The 2020 Florida Building Code 7th Edition went into effect on January 1, 2021 and with it, came new codes, new costs and new procedures.
Any project submitted to a jurisdiction on this date (Jan. 1, 2021) will have to conform to the new 2020 code. In our third installment of a blog series aimed at examining these code changes, we’ll take a look at noteworthy changes in mechanical code.
These changes are important as we look to address project scope and identify additional costs for our business and potentially, our customers.
Here are some key changes to take note of:
• Ventilation rates have changed for kitchens, gyms, and warehouses. The 2017 code only required ventilation rate based on area. The 2020 code requires not only ventilation rate based on area but in addition ventilation rate based on the number of people. The increase in outdoor ventilation air could increase the capacity of the HVAC system resulting in larger HVAC units and costs to our clients.
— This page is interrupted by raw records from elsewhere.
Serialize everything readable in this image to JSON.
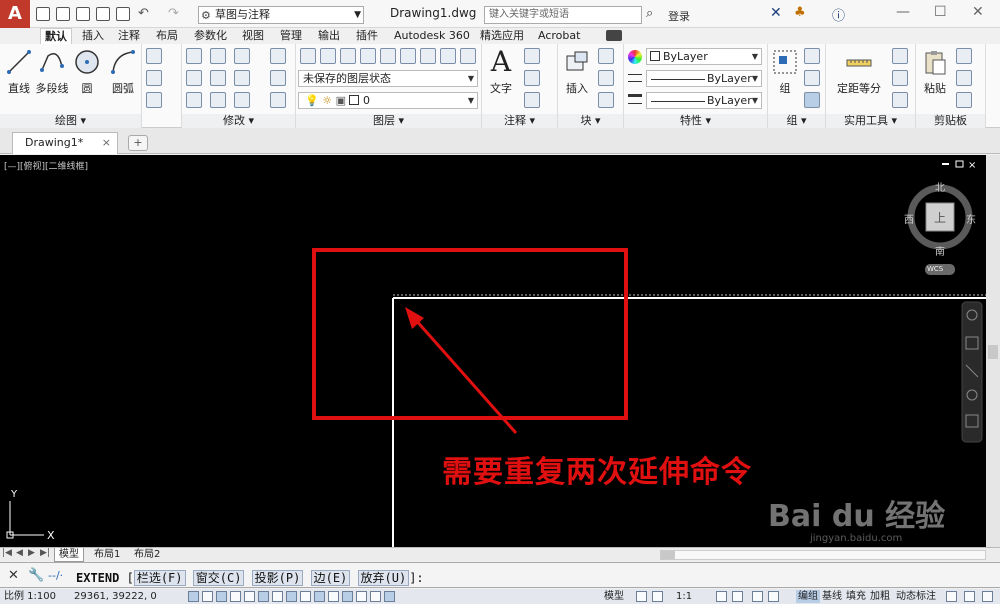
{
  "titlebar": {
    "workspace": "草图与注释",
    "doc_title": "Drawing1.dwg",
    "search_placeholder": "键入关键字或短语",
    "login": "登录"
  },
  "ribbon_tabs": [
    "默认",
    "插入",
    "注释",
    "布局",
    "参数化",
    "视图",
    "管理",
    "输出",
    "插件",
    "Autodesk 360",
    "精选应用",
    "Acrobat"
  ],
  "active_tab": "默认",
  "panels": {
    "draw": {
      "title": "绘图",
      "tools": [
        "直线",
        "多段线",
        "圆",
        "圆弧"
      ]
    },
    "modify": {
      "title": "修改"
    },
    "layers": {
      "title": "图层",
      "layer_state": "未保存的图层状态",
      "current_layer": "0"
    },
    "annotation": {
      "title": "注释",
      "tools": [
        "文字"
      ]
    },
    "block": {
      "title": "块",
      "tools": [
        "插入"
      ]
    },
    "properties": {
      "title": "特性",
      "color": "ByLayer",
      "linetype": "ByLayer",
      "lineweight": "ByLayer"
    },
    "groups": {
      "title": "组",
      "tools": [
        "组"
      ]
    },
    "utilities": {
      "title": "实用工具",
      "tools": [
        "定距等分"
      ]
    },
    "clipboard": {
      "title": "剪贴板",
      "tools": [
        "粘贴"
      ]
    }
  },
  "doc_tabs": [
    {
      "label": "Drawing1*"
    }
  ],
  "viewport": {
    "label": "[—][俯视][二维线框]",
    "viewcube": {
      "north": "北",
      "south": "南",
      "east": "东",
      "west": "西",
      "top": "上",
      "wcs": "WCS"
    },
    "annotation": "需要重复两次延伸命令"
  },
  "layout_tabs": [
    "模型",
    "布局1",
    "布局2"
  ],
  "command": {
    "name": "EXTEND",
    "options": [
      "栏选(F)",
      "窗交(C)",
      "投影(P)",
      "边(E)",
      "放弃(U)"
    ],
    "open": "[",
    "close": "]:"
  },
  "status": {
    "scale": "比例 1:100",
    "coords": "29361, 39222, 0",
    "model": "模型",
    "anno_scale": "1:1",
    "right_items": [
      "编组",
      "基线",
      "填充",
      "加粗",
      "动态标注"
    ]
  },
  "watermark": {
    "text": "Bai du 经验",
    "sub": "jingyan.baidu.com"
  },
  "colors": {
    "canvas": "#000000",
    "highlight": "#e01010",
    "accent": "#c0392b"
  }
}
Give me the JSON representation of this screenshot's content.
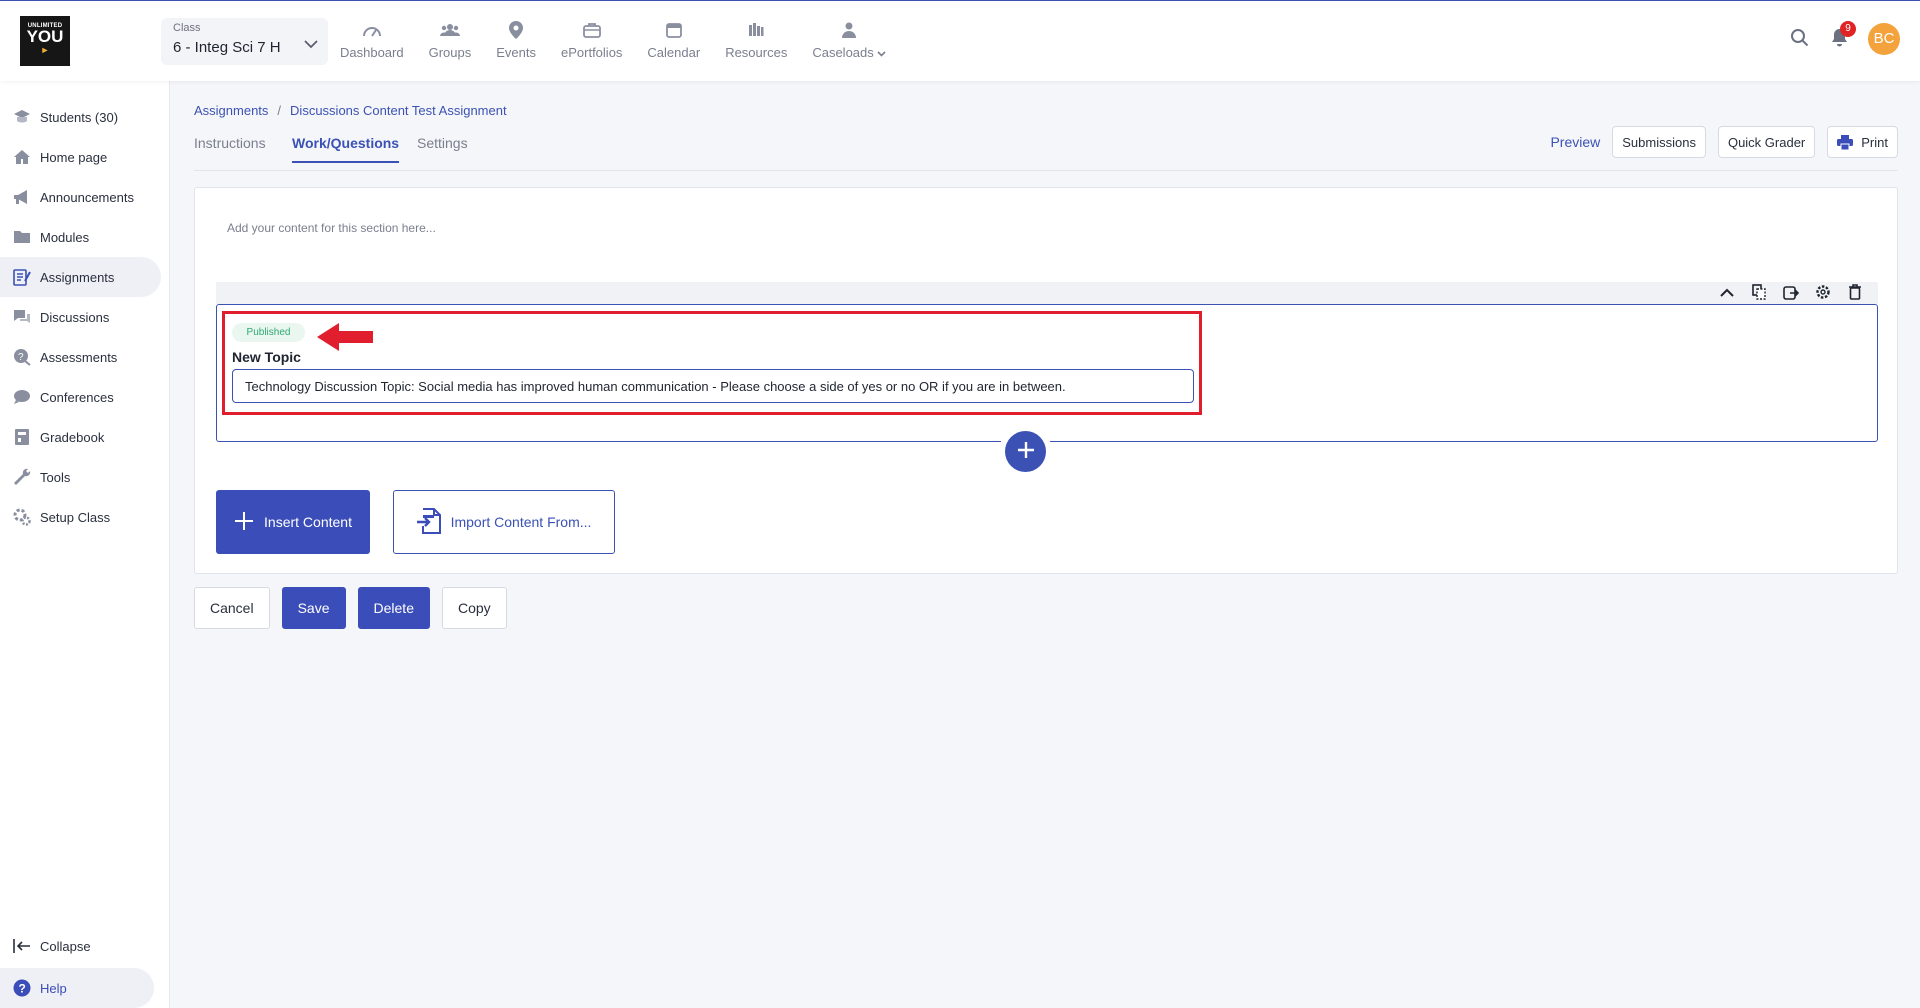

• The 2020 code now has an article on pollution control units for exhausting kitchen hoods. We have previously used these units in restaurant design in urban locations. They are very expensive to purchase, install, operate, and maintain and the client should be made aware of this at the very beginning of the project.
• Plastic plumbing piping in plenum systems having a UL 2846 rating is now acceptable as well as piping having a flame index not greater than 25 and a smoke-developed index not greater than 50 per the previous code.
• The 2020 code allows restricted access to fire and smoke dampers complying with NFPA 80 Standard for Fire Doors and other protective openings and NFPA 105 standard for smoke door assemblies and other protective openings remote inspection requirements. This will add expense to a project as the dampers will require power and testing circuits in lieu of a fusible link. Adequate inspection clearances should be designed into the project.
We put together an easy-to-understand guide of other changes to the fuel gas code. Click here to download the PDF.
If you’d like to see the changes on the state website, you can do so by clicking here.
In our final installment of this four-part series, we’ll take a look at changes to Florida building code in energy conservation.
Categorized in: Insights and Perspectives